_Required action_: Give the records below again in full, exactly as written, but without any images.

_Records contained in a dataset_:
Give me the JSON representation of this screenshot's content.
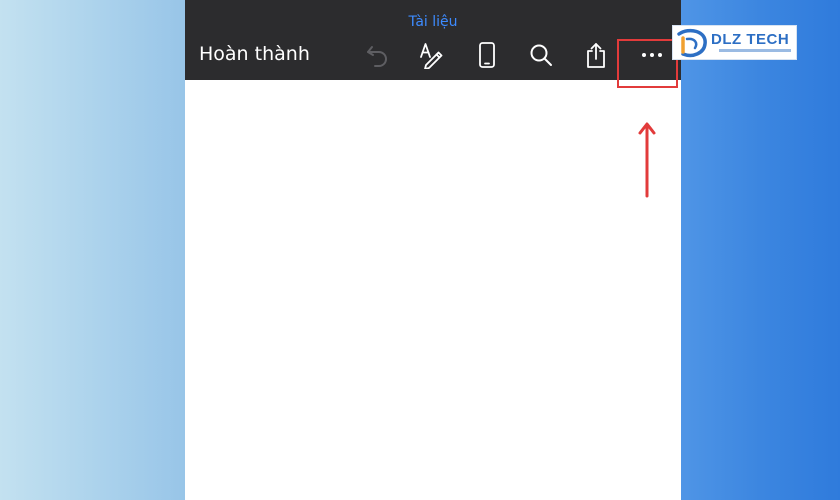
{
  "document": {
    "title": "Tài liệu"
  },
  "toolbar": {
    "done_label": "Hoàn thành",
    "tools": [
      {
        "icon": "undo-icon",
        "enabled": false
      },
      {
        "icon": "markup-pen-icon",
        "enabled": true
      },
      {
        "icon": "phone-view-icon",
        "enabled": true
      },
      {
        "icon": "search-icon",
        "enabled": true
      },
      {
        "icon": "share-icon",
        "enabled": true
      },
      {
        "icon": "more-options-icon",
        "enabled": true
      }
    ]
  },
  "annotation": {
    "highlight_color": "#e23b3b",
    "target": "more-options-icon"
  },
  "logo": {
    "text": "DLZ TECH",
    "brand_color": "#2d6fc4"
  },
  "colors": {
    "toolbar_bg": "#2c2c2e",
    "title_accent": "#3d8bff",
    "done_text": "#ffffff"
  }
}
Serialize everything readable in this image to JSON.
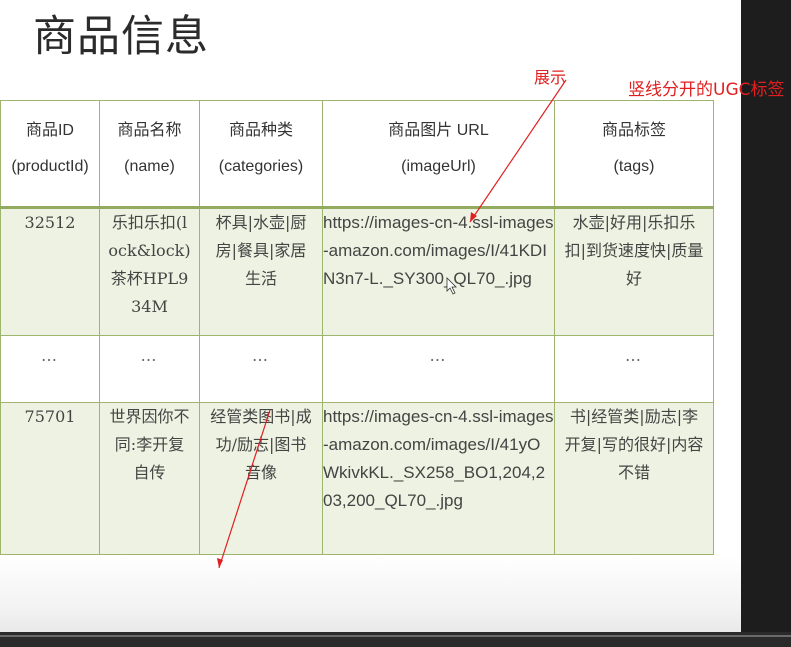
{
  "title": "商品信息",
  "annotations": {
    "show": "展示",
    "ugc": "竖线分开的UGC标签"
  },
  "table": {
    "headers": [
      {
        "cn": "商品ID",
        "en": "(productId)"
      },
      {
        "cn": "商品名称",
        "en": "(name)"
      },
      {
        "cn": "商品种类",
        "en": "(categories)"
      },
      {
        "cn": "商品图片 URL",
        "en": "(imageUrl)"
      },
      {
        "cn": "商品标签",
        "en": "(tags)"
      }
    ],
    "rows": [
      {
        "id": "32512",
        "name": "乐扣乐扣(lock&lock)茶杯HPL934M",
        "categories": "杯具|水壶|厨房|餐具|家居生活",
        "imageUrl": "https://images-cn-4.ssl-images-amazon.com/images/I/41KDIN3n7-L._SY300_QL70_.jpg",
        "tags": "水壶|好用|乐扣乐扣|到货速度快|质量好"
      },
      {
        "id": "…",
        "name": "…",
        "categories": "…",
        "imageUrl": "…",
        "tags": "…"
      },
      {
        "id": "75701",
        "name": "世界因你不同:李开复自传",
        "categories": "经管类图书|成功/励志|图书音像",
        "imageUrl": "https://images-cn-4.ssl-images-amazon.com/images/I/41yOWkivkKL._SX258_BO1,204,203,200_QL70_.jpg",
        "tags": "书|经管类|励志|李开复|写的很好|内容不错"
      }
    ]
  },
  "colors": {
    "annotation": "#e02020",
    "table_border": "#9fb56e",
    "row_fill": "#eef2e2"
  }
}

_Response to this task_:
Give me the JSON representation of this screenshot's content.
{
  "document": {
    "title": "Tài liệu"
  },
  "toolbar": {
    "done_label": "Hoàn thành",
    "tools": [
      {
        "icon": "undo-icon",
        "enabled": false
      },
      {
        "icon": "markup-pen-icon",
        "enabled": true
      },
      {
        "icon": "phone-view-icon",
        "enabled": true
      },
      {
        "icon": "search-icon",
        "enabled": true
      },
      {
        "icon": "share-icon",
        "enabled": true
      },
      {
        "icon": "more-options-icon",
        "enabled": true
      }
    ]
  },
  "annotation": {
    "highlight_color": "#e23b3b",
    "target": "more-options-icon"
  },
  "logo": {
    "text": "DLZ TECH",
    "brand_color": "#2d6fc4"
  },
  "colors": {
    "toolbar_bg": "#2c2c2e",
    "title_accent": "#3d8bff",
    "done_text": "#ffffff"
  }
}
Serialize everything readable in this image to JSON.
{
  "title": "商品信息",
  "annotations": {
    "show": "展示",
    "ugc": "竖线分开的UGC标签"
  },
  "table": {
    "headers": [
      {
        "cn": "商品ID",
        "en": "(productId)"
      },
      {
        "cn": "商品名称",
        "en": "(name)"
      },
      {
        "cn": "商品种类",
        "en": "(categories)"
      },
      {
        "cn": "商品图片 URL",
        "en": "(imageUrl)"
      },
      {
        "cn": "商品标签",
        "en": "(tags)"
      }
    ],
    "rows": [
      {
        "id": "32512",
        "name": "乐扣乐扣(lock&lock)茶杯HPL934M",
        "categories": "杯具|水壶|厨房|餐具|家居生活",
        "imageUrl": "https://images-cn-4.ssl-images-amazon.com/images/I/41KDIN3n7-L._SY300_QL70_.jpg",
        "tags": "水壶|好用|乐扣乐扣|到货速度快|质量好"
      },
      {
        "id": "…",
        "name": "…",
        "categories": "…",
        "imageUrl": "…",
        "tags": "…"
      },
      {
        "id": "75701",
        "name": "世界因你不同:李开复自传",
        "categories": "经管类图书|成功/励志|图书音像",
        "imageUrl": "https://images-cn-4.ssl-images-amazon.com/images/I/41yOWkivkKL._SX258_BO1,204,203,200_QL70_.jpg",
        "tags": "书|经管类|励志|李开复|写的很好|内容不错"
      }
    ]
  },
  "colors": {
    "annotation": "#e02020",
    "table_border": "#9fb56e",
    "row_fill": "#eef2e2"
  }
}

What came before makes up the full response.